The tree-lined cutting leading to Chirk Tunnel was mostly ice-free, the overhanging branches keeping the frost off, and then we reached Chirk Tunnel. I thought the icicles in Whitehouse Tunnel were pretty good, but was unprepared for the astounding showing here…DSCF2625

Some were longer, the roof of the boat broke them off and I had to duck under the remainder.
It was only at the north end of the tunnel, the south end is drier.

Back out into daylight there was a bit of thin ice to crunch through to get to the aqueduct, but it wasn’t anything like as thick or widespread as to the north.

White Wales

Crossing back into England

The track-bed drains under the viaduct arches had frozen as well, but they weren’t a patch on the icicles in the tunnel…


We cruised the ice-free water above Chirk Bank, then turned to go under Gledrid Bridge to see a row of boats here outside The Poachers.DSCF2636
We snuck on the end, though. It’s been quiet on here all winter, sometimes we’ve been the only ones here.

It’s been warmer today, above zero from dawn to dusk. An improvement on yesterday, and the way things are shaping up for next week according to the forecast.

I riddled out and relaid the stove this morning as normal, it keeps ticking over so was still hot. Then I noticed something odd. The throat plate in the upper part of the firebox was looking a bit out of sorts. I knew it was getting past it’s life so had already sourced a replacement…

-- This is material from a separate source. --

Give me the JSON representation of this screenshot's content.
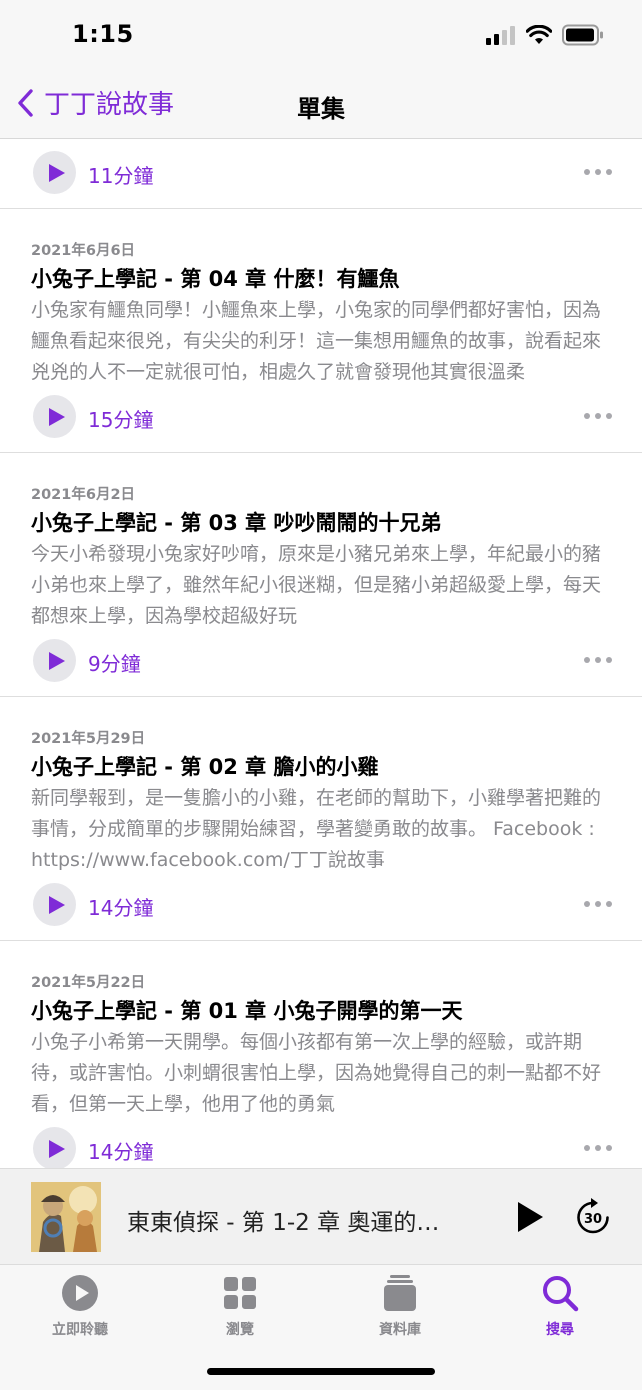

That’s what it should look like…

…I think we’ve had our money’s worth!
The fire draws better now as well!

Locks 0, miles 3¾